WORK TASK - When you write out the listing, keep every word as it stands and drop the pictures.

INFORMATION SUPPLIED -
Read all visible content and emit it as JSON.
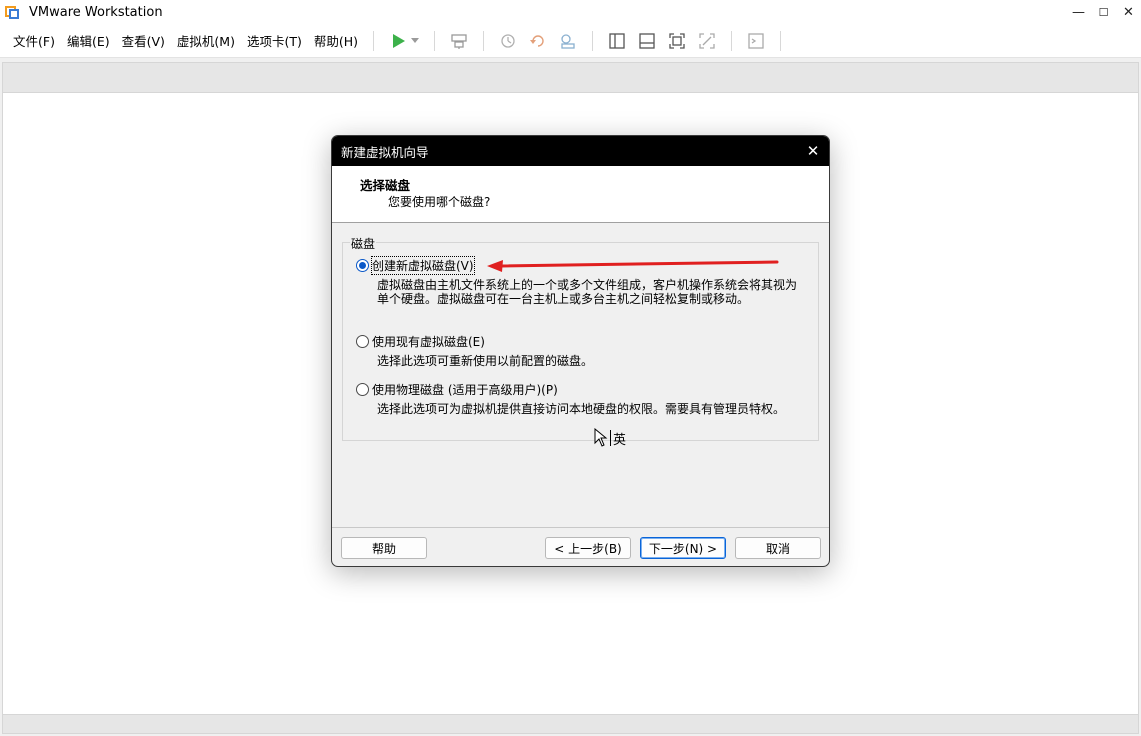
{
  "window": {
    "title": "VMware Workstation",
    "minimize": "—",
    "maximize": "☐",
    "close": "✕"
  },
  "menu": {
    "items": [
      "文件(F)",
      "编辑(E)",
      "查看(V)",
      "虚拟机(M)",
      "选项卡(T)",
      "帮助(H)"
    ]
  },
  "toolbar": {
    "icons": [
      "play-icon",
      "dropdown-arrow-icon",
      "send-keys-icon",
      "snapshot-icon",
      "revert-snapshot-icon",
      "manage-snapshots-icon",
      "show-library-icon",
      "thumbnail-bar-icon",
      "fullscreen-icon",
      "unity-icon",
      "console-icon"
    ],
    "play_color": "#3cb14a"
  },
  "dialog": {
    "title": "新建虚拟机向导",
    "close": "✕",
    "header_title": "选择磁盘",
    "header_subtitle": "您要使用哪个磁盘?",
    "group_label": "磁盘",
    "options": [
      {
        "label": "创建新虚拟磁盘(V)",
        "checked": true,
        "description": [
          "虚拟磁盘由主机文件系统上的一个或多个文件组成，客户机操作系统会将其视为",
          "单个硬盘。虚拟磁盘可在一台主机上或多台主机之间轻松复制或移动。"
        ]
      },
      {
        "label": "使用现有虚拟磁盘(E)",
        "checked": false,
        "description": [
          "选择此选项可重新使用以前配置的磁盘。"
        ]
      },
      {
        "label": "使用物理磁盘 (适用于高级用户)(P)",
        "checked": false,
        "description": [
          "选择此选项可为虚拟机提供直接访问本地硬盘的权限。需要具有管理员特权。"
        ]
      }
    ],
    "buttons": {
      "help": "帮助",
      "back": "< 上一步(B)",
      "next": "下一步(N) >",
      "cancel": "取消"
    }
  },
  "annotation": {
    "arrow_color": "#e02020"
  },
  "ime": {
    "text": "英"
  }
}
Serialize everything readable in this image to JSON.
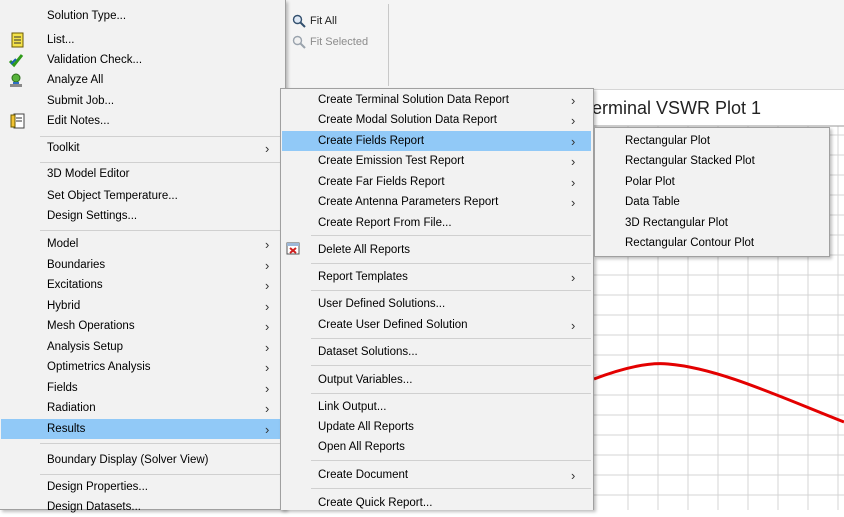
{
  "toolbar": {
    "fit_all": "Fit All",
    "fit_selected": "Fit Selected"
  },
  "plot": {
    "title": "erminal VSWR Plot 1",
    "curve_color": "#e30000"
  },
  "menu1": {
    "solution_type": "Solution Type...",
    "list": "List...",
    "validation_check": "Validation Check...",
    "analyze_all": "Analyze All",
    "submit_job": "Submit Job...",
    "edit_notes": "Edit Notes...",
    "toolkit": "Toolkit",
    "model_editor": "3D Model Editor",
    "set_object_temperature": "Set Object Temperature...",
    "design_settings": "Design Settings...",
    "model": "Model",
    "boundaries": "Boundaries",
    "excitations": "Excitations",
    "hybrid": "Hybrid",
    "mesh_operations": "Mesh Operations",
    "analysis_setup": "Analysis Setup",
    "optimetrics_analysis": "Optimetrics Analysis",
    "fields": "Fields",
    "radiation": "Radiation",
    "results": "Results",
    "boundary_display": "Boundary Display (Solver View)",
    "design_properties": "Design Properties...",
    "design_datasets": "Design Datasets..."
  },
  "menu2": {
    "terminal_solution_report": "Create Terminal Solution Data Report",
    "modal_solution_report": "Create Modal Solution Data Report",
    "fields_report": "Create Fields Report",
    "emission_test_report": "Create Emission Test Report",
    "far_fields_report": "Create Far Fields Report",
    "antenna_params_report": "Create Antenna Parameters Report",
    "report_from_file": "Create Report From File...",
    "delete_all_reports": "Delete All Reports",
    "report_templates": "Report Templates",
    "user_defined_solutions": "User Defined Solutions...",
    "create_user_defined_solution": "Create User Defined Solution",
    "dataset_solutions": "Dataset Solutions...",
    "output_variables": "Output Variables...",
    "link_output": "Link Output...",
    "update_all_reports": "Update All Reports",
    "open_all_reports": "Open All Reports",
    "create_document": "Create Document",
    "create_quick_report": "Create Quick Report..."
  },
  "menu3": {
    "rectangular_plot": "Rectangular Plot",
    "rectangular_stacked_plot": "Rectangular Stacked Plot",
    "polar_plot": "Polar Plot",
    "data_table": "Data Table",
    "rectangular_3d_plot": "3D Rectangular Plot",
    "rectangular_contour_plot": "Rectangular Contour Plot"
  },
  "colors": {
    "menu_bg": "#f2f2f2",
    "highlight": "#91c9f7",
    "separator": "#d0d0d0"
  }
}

PROBLEM SOLUTION -
Read all visible content and emit it as JSON.
{
  "window": {
    "title": "VMware Workstation",
    "minimize": "—",
    "maximize": "☐",
    "close": "✕"
  },
  "menu": {
    "items": [
      "文件(F)",
      "编辑(E)",
      "查看(V)",
      "虚拟机(M)",
      "选项卡(T)",
      "帮助(H)"
    ]
  },
  "toolbar": {
    "icons": [
      "play-icon",
      "dropdown-arrow-icon",
      "send-keys-icon",
      "snapshot-icon",
      "revert-snapshot-icon",
      "manage-snapshots-icon",
      "show-library-icon",
      "thumbnail-bar-icon",
      "fullscreen-icon",
      "unity-icon",
      "console-icon"
    ],
    "play_color": "#3cb14a"
  },
  "dialog": {
    "title": "新建虚拟机向导",
    "close": "✕",
    "header_title": "选择磁盘",
    "header_subtitle": "您要使用哪个磁盘?",
    "group_label": "磁盘",
    "options": [
      {
        "label": "创建新虚拟磁盘(V)",
        "checked": true,
        "description": [
          "虚拟磁盘由主机文件系统上的一个或多个文件组成，客户机操作系统会将其视为",
          "单个硬盘。虚拟磁盘可在一台主机上或多台主机之间轻松复制或移动。"
        ]
      },
      {
        "label": "使用现有虚拟磁盘(E)",
        "checked": false,
        "description": [
          "选择此选项可重新使用以前配置的磁盘。"
        ]
      },
      {
        "label": "使用物理磁盘 (适用于高级用户)(P)",
        "checked": false,
        "description": [
          "选择此选项可为虚拟机提供直接访问本地硬盘的权限。需要具有管理员特权。"
        ]
      }
    ],
    "buttons": {
      "help": "帮助",
      "back": "< 上一步(B)",
      "next": "下一步(N) >",
      "cancel": "取消"
    }
  },
  "annotation": {
    "arrow_color": "#e02020"
  },
  "ime": {
    "text": "英"
  }
}
Serialize everything readable in this image to JSON.
{
  "toolbar": {
    "fit_all": "Fit All",
    "fit_selected": "Fit Selected"
  },
  "plot": {
    "title": "erminal VSWR Plot 1",
    "curve_color": "#e30000"
  },
  "menu1": {
    "solution_type": "Solution Type...",
    "list": "List...",
    "validation_check": "Validation Check...",
    "analyze_all": "Analyze All",
    "submit_job": "Submit Job...",
    "edit_notes": "Edit Notes...",
    "toolkit": "Toolkit",
    "model_editor": "3D Model Editor",
    "set_object_temperature": "Set Object Temperature...",
    "design_settings": "Design Settings...",
    "model": "Model",
    "boundaries": "Boundaries",
    "excitations": "Excitations",
    "hybrid": "Hybrid",
    "mesh_operations": "Mesh Operations",
    "analysis_setup": "Analysis Setup",
    "optimetrics_analysis": "Optimetrics Analysis",
    "fields": "Fields",
    "radiation": "Radiation",
    "results": "Results",
    "boundary_display": "Boundary Display (Solver View)",
    "design_properties": "Design Properties...",
    "design_datasets": "Design Datasets..."
  },
  "menu2": {
    "terminal_solution_report": "Create Terminal Solution Data Report",
    "modal_solution_report": "Create Modal Solution Data Report",
    "fields_report": "Create Fields Report",
    "emission_test_report": "Create Emission Test Report",
    "far_fields_report": "Create Far Fields Report",
    "antenna_params_report": "Create Antenna Parameters Report",
    "report_from_file": "Create Report From File...",
    "delete_all_reports": "Delete All Reports",
    "report_templates": "Report Templates",
    "user_defined_solutions": "User Defined Solutions...",
    "create_user_defined_solution": "Create User Defined Solution",
    "dataset_solutions": "Dataset Solutions...",
    "output_variables": "Output Variables...",
    "link_output": "Link Output...",
    "update_all_reports": "Update All Reports",
    "open_all_reports": "Open All Reports",
    "create_document": "Create Document",
    "create_quick_report": "Create Quick Report..."
  },
  "menu3": {
    "rectangular_plot": "Rectangular Plot",
    "rectangular_stacked_plot": "Rectangular Stacked Plot",
    "polar_plot": "Polar Plot",
    "data_table": "Data Table",
    "rectangular_3d_plot": "3D Rectangular Plot",
    "rectangular_contour_plot": "Rectangular Contour Plot"
  },
  "colors": {
    "menu_bg": "#f2f2f2",
    "highlight": "#91c9f7",
    "separator": "#d0d0d0"
  }
}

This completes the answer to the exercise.